The @Contract annotation has two attributes: value and pure.

The @Contract annotation value has the following syntax:

contract ::= (clause ‘;’)* clause
clause ::= args ‘->’ effect
args ::= ((arg ‘,’)* arg )?
arg ::= value-constraint
value-constraint ::= ‘any’ | ‘null’ | ‘!null’ | ‘false’ | ‘true’
effect ::= value-constraint | ‘fail’
            

The constraints here are:

 _ – any value
 null – null value
 !null – a value statically proved to be not-null
 true – true boolean value
 false – false boolean value
 fail – the method throws exception, if the arguments satisfy argument constraints
            

The pure attribute is intended for the methods that do not change the state of their objects, but just return a new value. This attribute is either false (by default), or true.

Example

Consider the following code:

private static void printSorted(){
            List <Integer> sorted = Quicksort.sort(null);
            if (sorted != null){
                System.out.println("Sorted array" + sorted);
        }
    }

public static <T extends Comparable<T>> List<T> sort(List<T> list)
    {
        if(list != null){
            List<T> copy = new ArrayList<T>(list);
            sort(copy);
            return copy;
    }
        else {
            return null;
        }
    }
            

IntelliJ IDEA doesn't complain, because it doesn't know that a null input yields a null output.

Let's decorate the sort() method with @Contract annotation, specifying that null inputs yield null outputs.

contract_annotation

IntelliJ IDEA immediately recognizes that if statement is extraneous, and reports about the condition that is always false:

false_condition_inspection

Tip

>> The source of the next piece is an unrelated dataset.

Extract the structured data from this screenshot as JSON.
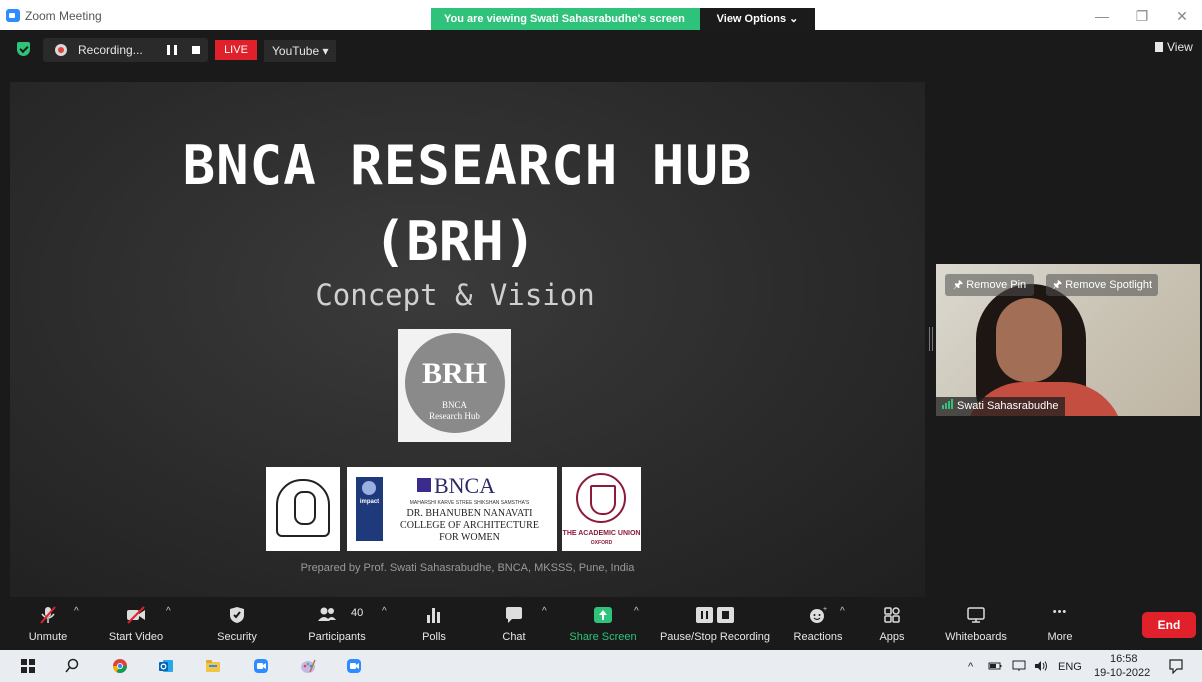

IntelliJ IDEA suggests a quick fix for the methods of the library classes:

contract_annotation_lib

See Also

Procedures:

Web Resources: